His real mission was to ascertain whether President Kennedy was behind the CIA plots — hence his request to meet with his brother and have words scripted by Cuban intelligence put in JFK’s Miami speech. If so, Castro knew 1) CIA officers in Brazil were recruiting an assassin to kill him 2) the CIA was prepared to deliver an exotic assassination weapon, and 3) the CIA was supported by President Kennedy.

What Castro knew about Lee Harvey Oswald is less clear. During his stay in Mexico City between September 27 and October 2, 1963, Oswald made at least two visits to the Cuban Embassy. To convince the Cubans of his bona fides — and seriousness — he had prepared a 10-page dossier on himself, according to the testimony of his wife, Marina. This resume included photographs he had taken of General Walker’s home just prior to Oswald’s attempt to assassinate him with a high-powered rifle. So the Cubans could have known that Oswald was a potential assassin with a high-powered rifle.
When the Cuban Consul argued with him over the requisites he would need for a Cuban visa, Oswald reportedly made claims about services he might perform for the Cuban cause. According to the 2009 book Brothers in Arms: The Kennedys, the Castros, and the Politics of Murder, by Gus Russo and Stephen Molton, Oswald then met with at least one Cuban intelligence officer outside the embassy. Whatever was said in or outside the embassy, Oswald’s file, presumably containing this information, was sent to Havana in support of his application, which was conditionally granted.
Five months after the assassination, Castro told Jack Childs, a courier for the Communist Party USA, that Oswald had shouted in the Cuban Embassy in Mexico that he was going to kill Kennedy. Unknown to Castro, Childs was working as an informant for the FBI and duly reported his conversation with Castro to US intelligence.

While Castro’s statement coincided with what other witnesses in the embassy claimed to have overheard, it was not evidence Castro had prior knowledge. He could have been briefed on Oswald’s file after the assassination. But if this threat was in Oswald’s file, why was Oswald’s visa approved?

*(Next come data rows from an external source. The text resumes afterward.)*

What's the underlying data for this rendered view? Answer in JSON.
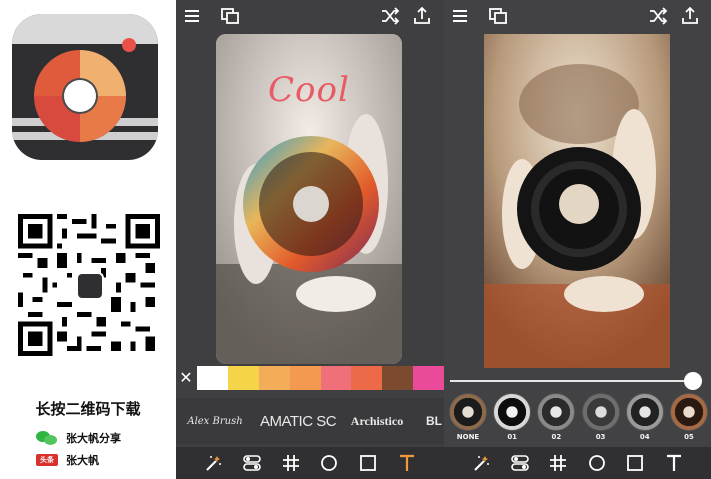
{
  "promo": {
    "title": "长按二维码下载",
    "wechat_label": "张大帆分享",
    "toutiao_badge": "头条",
    "toutiao_label": "张大帆"
  },
  "screen_a": {
    "overlay_text": "Cool",
    "swatches": [
      "#ffffff",
      "#f6d44a",
      "#f3ac57",
      "#f39a50",
      "#f0707a",
      "#ec6a48",
      "#7c4a2f",
      "#ea4a9a"
    ],
    "fonts": [
      "Alex Brush",
      "AMATIC SC",
      "Archistico",
      "BL"
    ],
    "active_tool": "text"
  },
  "screen_b": {
    "slider_value": 1.0,
    "filters": [
      "NONE",
      "01",
      "02",
      "03",
      "04",
      "05"
    ]
  },
  "colors": {
    "panel_bg": "#3f3f42",
    "toolbar_bg": "#303033",
    "accent_orange": "#f29a3b",
    "text_pink": "#e85a64"
  },
  "icons": {
    "top_left": [
      "menu-icon",
      "layers-icon"
    ],
    "top_right": [
      "shuffle-icon",
      "share-icon"
    ],
    "bottom": [
      "magic-wand-icon",
      "toggle-icon",
      "grid-icon",
      "circle-icon",
      "square-icon",
      "text-icon"
    ]
  }
}
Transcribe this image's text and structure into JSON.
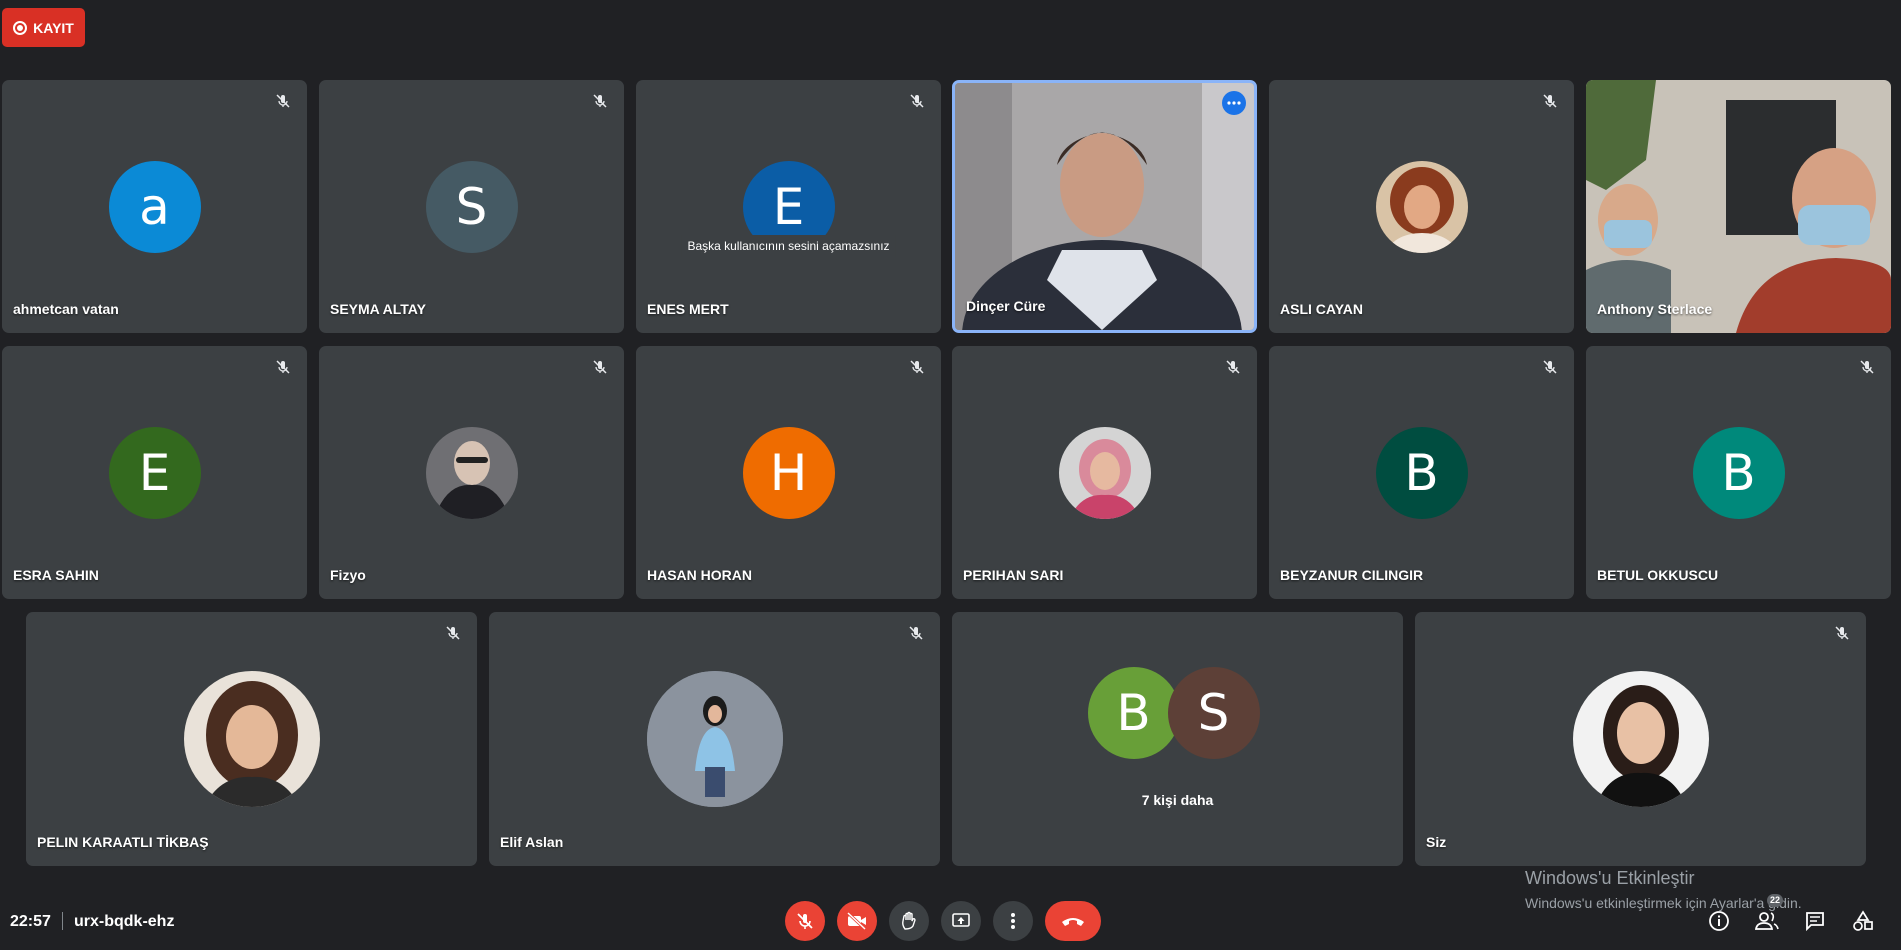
{
  "recording": {
    "label": "KAYIT"
  },
  "colors": {
    "accent": "#8ab4f8",
    "danger": "#ea4335",
    "tile": "#3c4043",
    "bg": "#202124"
  },
  "participants": {
    "ahmetcan": {
      "name": "ahmetcan vatan",
      "initial": "a",
      "color": "#0b8ad6"
    },
    "seyma": {
      "name": "SEYMA ALTAY",
      "initial": "S",
      "color": "#455a64"
    },
    "enes": {
      "name": "ENES MERT",
      "initial": "E",
      "color": "#0b5da6",
      "tooltip": "Başka kullanıcının sesini açamazsınız"
    },
    "dincer": {
      "name": "Dinçer Cüre"
    },
    "asli": {
      "name": "ASLI CAYAN"
    },
    "anthony": {
      "name": "Anthony Sterlace"
    },
    "esra": {
      "name": "ESRA SAHIN",
      "initial": "E",
      "color": "#33691e"
    },
    "fizyo": {
      "name": "Fizyo"
    },
    "hasan": {
      "name": "HASAN HORAN",
      "initial": "H",
      "color": "#ef6c00"
    },
    "perihan": {
      "name": "PERIHAN SARI"
    },
    "beyzanur": {
      "name": "BEYZANUR CILINGIR",
      "initial": "B",
      "color": "#004d40"
    },
    "betul": {
      "name": "BETUL OKKUSCU",
      "initial": "B",
      "color": "#00897b"
    },
    "pelin": {
      "name": "PELIN KARAATLI TİKBAŞ"
    },
    "elif": {
      "name": "Elif Aslan"
    },
    "others": {
      "initial1": "B",
      "color1": "#689f38",
      "initial2": "S",
      "color2": "#5d4037",
      "label": "7 kişi daha"
    },
    "self": {
      "name": "Siz"
    }
  },
  "bottom": {
    "time": "22:57",
    "meeting_code": "urx-bqdk-ehz",
    "participant_count": "22"
  },
  "windows_activation": {
    "title": "Windows'u Etkinleştir",
    "subtitle": "Windows'u etkinleştirmek için Ayarlar'a gidin."
  }
}
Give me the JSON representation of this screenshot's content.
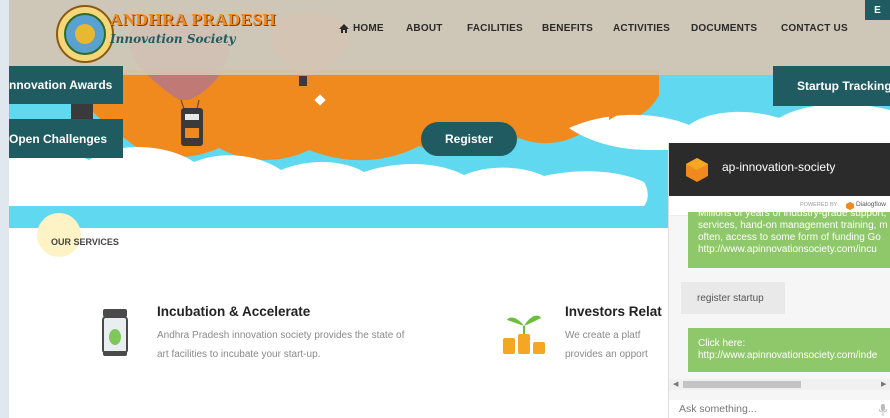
{
  "brand": {
    "line1": "ANDHRA PRADESH",
    "line2": "Innovation Society"
  },
  "nav": [
    {
      "label": "HOME",
      "icon": "home-icon"
    },
    {
      "label": "ABOUT"
    },
    {
      "label": "FACILITIES"
    },
    {
      "label": "BENEFITS"
    },
    {
      "label": "ACTIVITIES"
    },
    {
      "label": "DOCUMENTS"
    },
    {
      "label": "CONTACT US"
    }
  ],
  "corner_badge": "E",
  "hero": {
    "left_buttons": [
      "nnovation Awards",
      "Open Challenges"
    ],
    "right_button": "Startup Tracking",
    "register": "Register"
  },
  "services": {
    "title": "OUR SERVICES",
    "items": [
      {
        "title": "Incubation & Accelerate",
        "desc": [
          "Andhra Pradesh innovation society provides the state of",
          "art facilities to incubate your start-up."
        ],
        "icon": "incubator-jar-icon"
      },
      {
        "title": "Investors Relat",
        "desc": [
          "We  create  a  platf",
          "provides an opport"
        ],
        "icon": "money-plant-icon"
      }
    ]
  },
  "chat": {
    "title": "ap-innovation-society",
    "powered_by": "POWERED BY",
    "powered_brand": "Dialogflow",
    "messages": [
      {
        "from": "bot",
        "lines": [
          "Millions of years of industry-grade support,",
          "services, hand-on management training, m",
          "often, access to some form of funding Go",
          "http://www.apinnovationsociety.com/incu"
        ]
      },
      {
        "from": "user",
        "lines": [
          "register startup"
        ]
      },
      {
        "from": "bot",
        "lines": [
          "Click here:",
          "http://www.apinnovationsociety.com/inde"
        ]
      }
    ],
    "input_placeholder": "Ask something..."
  },
  "colors": {
    "teal": "#1f5b61",
    "sky": "#5fd8f0",
    "orange": "#f08a1e",
    "chat_green": "#8fc86a",
    "chat_dark": "#2b2b2b"
  }
}
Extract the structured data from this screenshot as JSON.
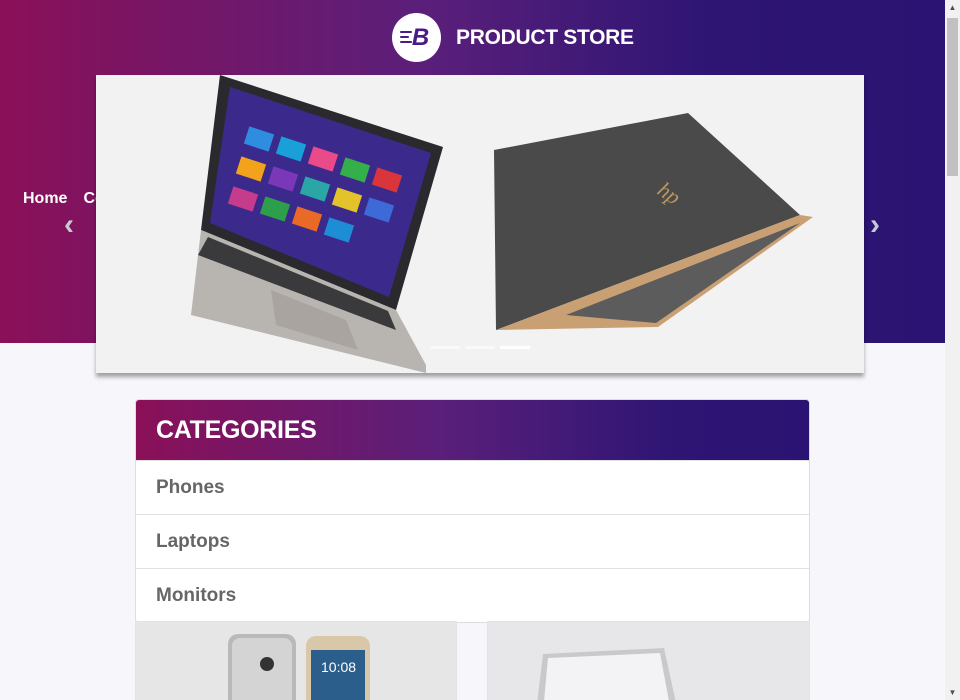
{
  "header": {
    "brand_name": "PRODUCT STORE",
    "logo_letter": "B"
  },
  "nav": {
    "items": [
      {
        "label": "Home"
      },
      {
        "label": "Co"
      }
    ]
  },
  "carousel": {
    "prev_icon": "‹",
    "next_icon": "›",
    "slide_count": 3,
    "active_index": 2
  },
  "categories": {
    "title": "CATEGORIES",
    "items": [
      {
        "label": "Phones"
      },
      {
        "label": "Laptops"
      },
      {
        "label": "Monitors"
      }
    ]
  },
  "product_cards": [
    {
      "image_icon": "phone-product-image"
    },
    {
      "image_icon": "laptop-product-image"
    }
  ],
  "theme": {
    "gradient_start": "#8a1058",
    "gradient_end": "#2a1372"
  }
}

Brian Latell now addresses this question in Castro’s Secrets: The CIA and Cuba’s Intelligence Machine. He reveals that Florentino Aspillaga, who defected from Cuban intelligence in 1987, and whom he interviewed, told the CIA that just hours before Kennedy was assassinated on November 22, 1963, he had received an extraordinary order from the high command of Cuban intelligence when he was in charge of the communications unit located near Castro’s compound.
Up until then, his unit had focused its antennae on Miami to monitor clandestine radio transmissions from anti-Castro groups. But now he was instructed to redirect all his antennae to Texas and report immediately any transmissions of interest. He assumed from his conversations with his superiors that they had been desperately seeking a transmission from Texas. Latell deduces from this shift that Cuban intelligence had prior knowledge of the Kennedy assassination.
Such a conclusion, however, requires a leap about the purpose of the shift. It is possible that it was not related to Oswald or the Kennedy assassination. Cuban intelligence may merely have been awaiting a burst transmission from an asset in Texas who had no connection with Oswald. Until we have further information about the activities of Cuban intelligence on November 22, 1963, the antennae shift, along with the visa approval, will remain a central part of the mystery